● Assignment:
If a line in the entries below contains "Яндекс", copy it.
Data shown below:
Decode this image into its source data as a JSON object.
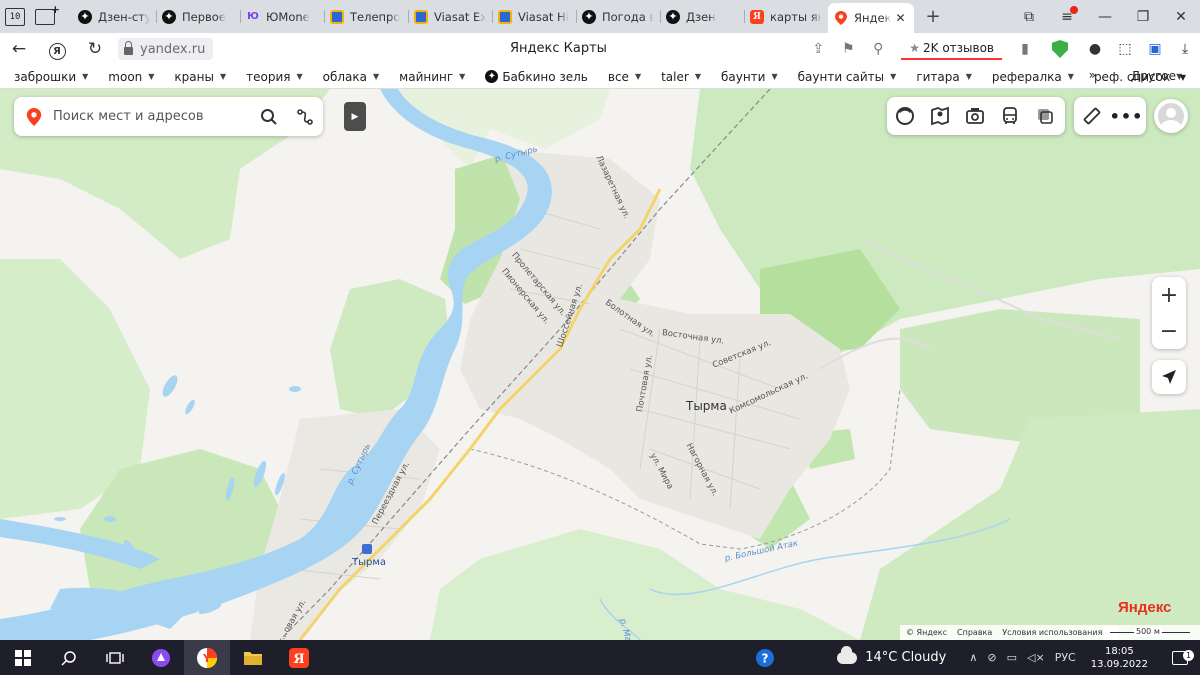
{
  "browser": {
    "tabs": [
      {
        "title": "Дзен-сту",
        "icon": "dzen-icon"
      },
      {
        "title": "Первое",
        "icon": "dzen-icon"
      },
      {
        "title": "ЮMone",
        "icon": "yoomoney-icon"
      },
      {
        "title": "Телепро",
        "icon": "tv-icon"
      },
      {
        "title": "Viasat Ex",
        "icon": "tv-icon"
      },
      {
        "title": "Viasat Hi",
        "icon": "tv-icon"
      },
      {
        "title": "Погода в",
        "icon": "dzen-icon"
      },
      {
        "title": "Дзен",
        "icon": "dzen-icon"
      },
      {
        "title": "карты ян",
        "icon": "yandex-icon"
      },
      {
        "title": "Яндек",
        "icon": "maps-pin-icon",
        "active": true
      }
    ],
    "tab_count_badge": "10",
    "url": "yandex.ru",
    "page_title": "Яндекс Карты",
    "reviews": "2K отзывов"
  },
  "bookmarks": [
    {
      "label": "заброшки"
    },
    {
      "label": "moon"
    },
    {
      "label": "краны"
    },
    {
      "label": "теория"
    },
    {
      "label": "облака"
    },
    {
      "label": "майнинг"
    },
    {
      "label": "Бабкино зелье",
      "display": "Бабкино зель"
    },
    {
      "label": "все"
    },
    {
      "label": "taler"
    },
    {
      "label": "баунти"
    },
    {
      "label": "баунти сайты"
    },
    {
      "label": "гитара"
    },
    {
      "label": "рефералка"
    },
    {
      "label": "реф. список"
    }
  ],
  "bookmarks_more": "Другое",
  "map": {
    "search_placeholder": "Поиск мест и адресов",
    "town_name": "Тырма",
    "station_name": "Тырма",
    "streets": {
      "lazaretnaya": "Лазаретная ул.",
      "proletarskaya": "Пролетарская ул.",
      "pionerskaya": "Пионерская ул.",
      "shosseynaya": "Шоссейная ул.",
      "bolotnaya": "Болотная ул.",
      "vostochnaya": "Восточная ул.",
      "sovetskaya": "Советская ул.",
      "pochtovaya": "Почтовая ул.",
      "komsomolskaya": "Комсомольская ул.",
      "nagornaya": "Нагорная ул.",
      "mira": "ул. Мира",
      "pereezdnaya": "Переездная ул.",
      "vokzalnaya": "...овая ул."
    },
    "rivers": {
      "sutyr_north": "р. Сутырь",
      "sutyr_south": "р. Сутырь",
      "bolshoy_atak": "р. Большой Атак",
      "mal": "р. Ма..."
    },
    "logo": "Яндекс",
    "copyright": [
      "© Яндекс",
      "Справка",
      "Условия использования"
    ],
    "scale_label": "500 м",
    "colors": {
      "water": "#a7d4f2",
      "forest": "#cfeac3",
      "forest_dark": "#a8d98e",
      "town": "#e8e6e1",
      "road": "#f5d36b",
      "accent": "#fc3f1d"
    }
  },
  "taskbar": {
    "weather": "14°C  Cloudy",
    "lang": "РУС",
    "time": "18:05",
    "date": "13.09.2022",
    "notifications": "1"
  }
}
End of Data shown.
● Response to this task:
    "page_title": "Яндекс Карты",
    "logo": "Яндекс",
      "© Яндекс",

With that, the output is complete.